» Aim of the task
Copy each record exactly and skip its pictures.

» Supplied material

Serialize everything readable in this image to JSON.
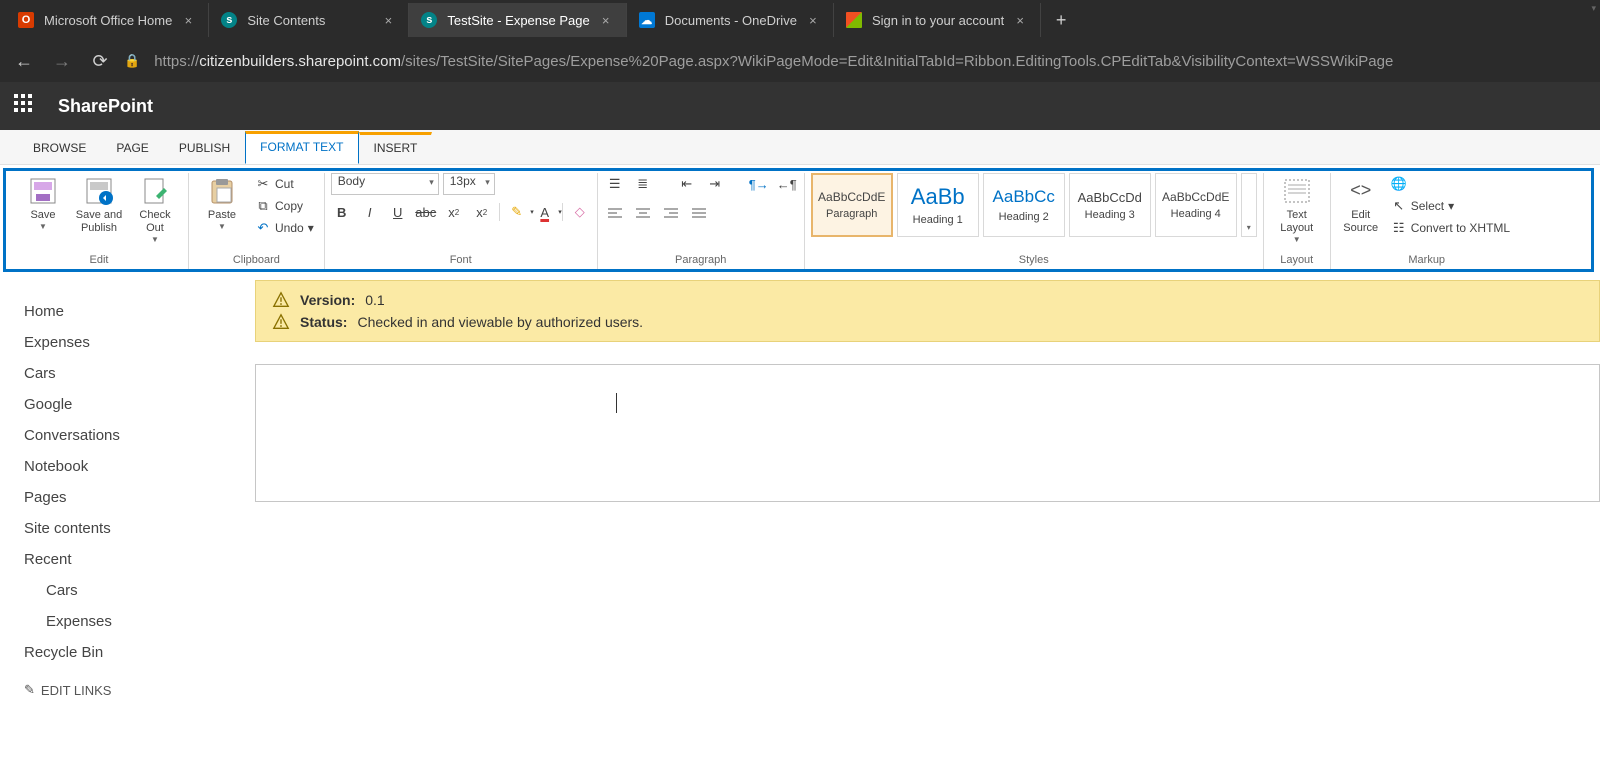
{
  "browser": {
    "tabs": [
      {
        "title": "Microsoft Office Home",
        "icon": "office"
      },
      {
        "title": "Site Contents",
        "icon": "sp"
      },
      {
        "title": "TestSite - Expense Page",
        "icon": "sp",
        "active": true
      },
      {
        "title": "Documents - OneDrive",
        "icon": "od"
      },
      {
        "title": "Sign in to your account",
        "icon": "ms"
      }
    ],
    "url_prefix": "https://",
    "url_host": "citizenbuilders.sharepoint.com",
    "url_path": "/sites/TestSite/SitePages/Expense%20Page.aspx?WikiPageMode=Edit&InitialTabId=Ribbon.EditingTools.CPEditTab&VisibilityContext=WSSWikiPage"
  },
  "suite": {
    "title": "SharePoint"
  },
  "ribbon_tabs": {
    "browse": "BROWSE",
    "page": "PAGE",
    "publish": "PUBLISH",
    "format_text": "FORMAT TEXT",
    "insert": "INSERT"
  },
  "ribbon": {
    "edit": {
      "label": "Edit",
      "save": "Save",
      "save_publish": "Save and Publish",
      "check_out": "Check Out"
    },
    "clipboard": {
      "label": "Clipboard",
      "paste": "Paste",
      "cut": "Cut",
      "copy": "Copy",
      "undo": "Undo"
    },
    "font": {
      "label": "Font",
      "name": "Body",
      "size": "13px"
    },
    "paragraph": {
      "label": "Paragraph"
    },
    "styles": {
      "label": "Styles",
      "items": [
        {
          "sample": "AaBbCcDdE",
          "name": "Paragraph",
          "selected": true
        },
        {
          "sample": "AaBb",
          "name": "Heading 1",
          "big": true
        },
        {
          "sample": "AaBbCc",
          "name": "Heading 2"
        },
        {
          "sample": "AaBbCcDd",
          "name": "Heading 3"
        },
        {
          "sample": "AaBbCcDdE",
          "name": "Heading 4"
        }
      ]
    },
    "layout": {
      "label": "Layout",
      "text_layout": "Text Layout"
    },
    "markup": {
      "label": "Markup",
      "edit_source": "Edit Source",
      "select": "Select",
      "convert": "Convert to XHTML"
    }
  },
  "leftnav": {
    "items": [
      "Home",
      "Expenses",
      "Cars",
      "Google",
      "Conversations",
      "Notebook",
      "Pages",
      "Site contents",
      "Recent"
    ],
    "recent_children": [
      "Cars",
      "Expenses"
    ],
    "recycle": "Recycle Bin",
    "edit_links": "EDIT LINKS"
  },
  "status": {
    "version_label": "Version:",
    "version_value": "0.1",
    "status_label": "Status:",
    "status_value": "Checked in and viewable by authorized users."
  }
}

» Solution
Serialize everything readable in this image to JSON.
{
  "browser": {
    "tabs": [
      {
        "title": "Microsoft Office Home",
        "icon": "office"
      },
      {
        "title": "Site Contents",
        "icon": "sp"
      },
      {
        "title": "TestSite - Expense Page",
        "icon": "sp",
        "active": true
      },
      {
        "title": "Documents - OneDrive",
        "icon": "od"
      },
      {
        "title": "Sign in to your account",
        "icon": "ms"
      }
    ],
    "url_prefix": "https://",
    "url_host": "citizenbuilders.sharepoint.com",
    "url_path": "/sites/TestSite/SitePages/Expense%20Page.aspx?WikiPageMode=Edit&InitialTabId=Ribbon.EditingTools.CPEditTab&VisibilityContext=WSSWikiPage"
  },
  "suite": {
    "title": "SharePoint"
  },
  "ribbon_tabs": {
    "browse": "BROWSE",
    "page": "PAGE",
    "publish": "PUBLISH",
    "format_text": "FORMAT TEXT",
    "insert": "INSERT"
  },
  "ribbon": {
    "edit": {
      "label": "Edit",
      "save": "Save",
      "save_publish": "Save and Publish",
      "check_out": "Check Out"
    },
    "clipboard": {
      "label": "Clipboard",
      "paste": "Paste",
      "cut": "Cut",
      "copy": "Copy",
      "undo": "Undo"
    },
    "font": {
      "label": "Font",
      "name": "Body",
      "size": "13px"
    },
    "paragraph": {
      "label": "Paragraph"
    },
    "styles": {
      "label": "Styles",
      "items": [
        {
          "sample": "AaBbCcDdE",
          "name": "Paragraph",
          "selected": true
        },
        {
          "sample": "AaBb",
          "name": "Heading 1",
          "big": true
        },
        {
          "sample": "AaBbCc",
          "name": "Heading 2"
        },
        {
          "sample": "AaBbCcDd",
          "name": "Heading 3"
        },
        {
          "sample": "AaBbCcDdE",
          "name": "Heading 4"
        }
      ]
    },
    "layout": {
      "label": "Layout",
      "text_layout": "Text Layout"
    },
    "markup": {
      "label": "Markup",
      "edit_source": "Edit Source",
      "select": "Select",
      "convert": "Convert to XHTML"
    }
  },
  "leftnav": {
    "items": [
      "Home",
      "Expenses",
      "Cars",
      "Google",
      "Conversations",
      "Notebook",
      "Pages",
      "Site contents",
      "Recent"
    ],
    "recent_children": [
      "Cars",
      "Expenses"
    ],
    "recycle": "Recycle Bin",
    "edit_links": "EDIT LINKS"
  },
  "status": {
    "version_label": "Version:",
    "version_value": "0.1",
    "status_label": "Status:",
    "status_value": "Checked in and viewable by authorized users."
  }
}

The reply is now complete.